Also, if this is the only exercise you work for a while your dog will quit working stock.  Work other on-contact exercises at a different time or even on another day but NOT in the same training session. 


When the stock get jammed together and there is no path for the dog it is your job to keep/hold the dog in the pressure.  The dog may do several different things in reacting to pressure.  It may grip.  It may bounce out of pressure.  It may just stand there and wait.  Never try to drive a dog through pressure.  Use the Down to hold a dog in pressure.  Be patient and allow time for the stock to move and make a path for the dog.  If the dog won’t walk into pressure (sticky or bounces out of pressure) go help the dog.  Pull sheep to one side if need be to help create a path for the dog.  Put the dog back on lead if need be to hold the dog in pressure.  In a square pen the stock should not ball up in a corner unless the dog isn’t on the fence, allowing the continuous flow of stock around the pen, or you may be blocking their path.  Never throw the dog to the wolves;  go help.


This same exercise should be applied to larger and larger areas, e.g., an arena.


You will go back and use this exercise repeatedly during the lifetime of the dog to help with different problems that may crop up when a dog is “working” on its flanks.


Remember a flank is a positioning exercise and is NOT for moving stock.  It is an off-contact exercise to position the dog in preparation for moving stock.  If the dog is mentally working stock while flanking the dog is on-contact.  Stock can read the dog and thus there is a greater likelihood of the stock moving off the pressure of the dog prior to the dog reaching the correct position.  TEACH your dog how to mentally turn loose of the stock and give you softer, wider flanks.




Ø  The art of Training is actually the art of Communicating.  Treat it as such.  Be a better communicator to become a better trainer.


Ø  All training is pressure/release training whether you think it is or not.

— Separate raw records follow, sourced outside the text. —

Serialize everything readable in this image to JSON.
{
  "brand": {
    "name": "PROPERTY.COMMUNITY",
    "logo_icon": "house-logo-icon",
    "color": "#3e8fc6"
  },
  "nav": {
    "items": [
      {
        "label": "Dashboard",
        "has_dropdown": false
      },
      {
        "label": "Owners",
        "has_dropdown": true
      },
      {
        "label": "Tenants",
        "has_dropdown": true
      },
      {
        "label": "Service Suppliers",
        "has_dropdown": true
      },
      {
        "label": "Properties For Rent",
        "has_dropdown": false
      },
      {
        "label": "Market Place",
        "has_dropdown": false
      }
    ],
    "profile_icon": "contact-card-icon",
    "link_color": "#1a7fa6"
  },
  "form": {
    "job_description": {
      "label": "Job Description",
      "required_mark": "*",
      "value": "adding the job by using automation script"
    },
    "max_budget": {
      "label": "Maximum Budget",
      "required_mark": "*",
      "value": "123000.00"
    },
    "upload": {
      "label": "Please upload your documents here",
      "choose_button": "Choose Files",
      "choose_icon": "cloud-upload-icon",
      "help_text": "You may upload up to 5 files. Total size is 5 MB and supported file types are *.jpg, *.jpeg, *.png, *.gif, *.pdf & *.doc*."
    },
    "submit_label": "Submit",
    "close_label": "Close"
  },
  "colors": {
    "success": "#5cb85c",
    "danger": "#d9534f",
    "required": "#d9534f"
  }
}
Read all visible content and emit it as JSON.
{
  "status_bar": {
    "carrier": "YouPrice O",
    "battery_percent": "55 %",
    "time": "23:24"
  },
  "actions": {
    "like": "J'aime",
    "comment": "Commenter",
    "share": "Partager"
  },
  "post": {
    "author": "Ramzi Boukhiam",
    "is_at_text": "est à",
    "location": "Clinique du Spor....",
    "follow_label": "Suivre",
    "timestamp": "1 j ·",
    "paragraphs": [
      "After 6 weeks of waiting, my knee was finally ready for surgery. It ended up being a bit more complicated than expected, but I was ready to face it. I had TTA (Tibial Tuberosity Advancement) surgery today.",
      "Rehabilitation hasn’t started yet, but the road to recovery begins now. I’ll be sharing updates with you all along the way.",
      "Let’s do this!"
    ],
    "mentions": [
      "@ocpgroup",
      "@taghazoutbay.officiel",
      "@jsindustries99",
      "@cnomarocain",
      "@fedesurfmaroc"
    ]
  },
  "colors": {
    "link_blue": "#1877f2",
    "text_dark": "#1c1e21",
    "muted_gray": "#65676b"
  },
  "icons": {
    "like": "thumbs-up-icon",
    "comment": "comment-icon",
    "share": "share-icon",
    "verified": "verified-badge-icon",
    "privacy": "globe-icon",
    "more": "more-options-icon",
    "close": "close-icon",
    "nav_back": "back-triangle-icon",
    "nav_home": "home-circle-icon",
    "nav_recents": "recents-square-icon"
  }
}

Ø  It’s not the pressure, but the release of pressure, that trains the dog.


Ø  Make what you want easy and what you don’t want hard.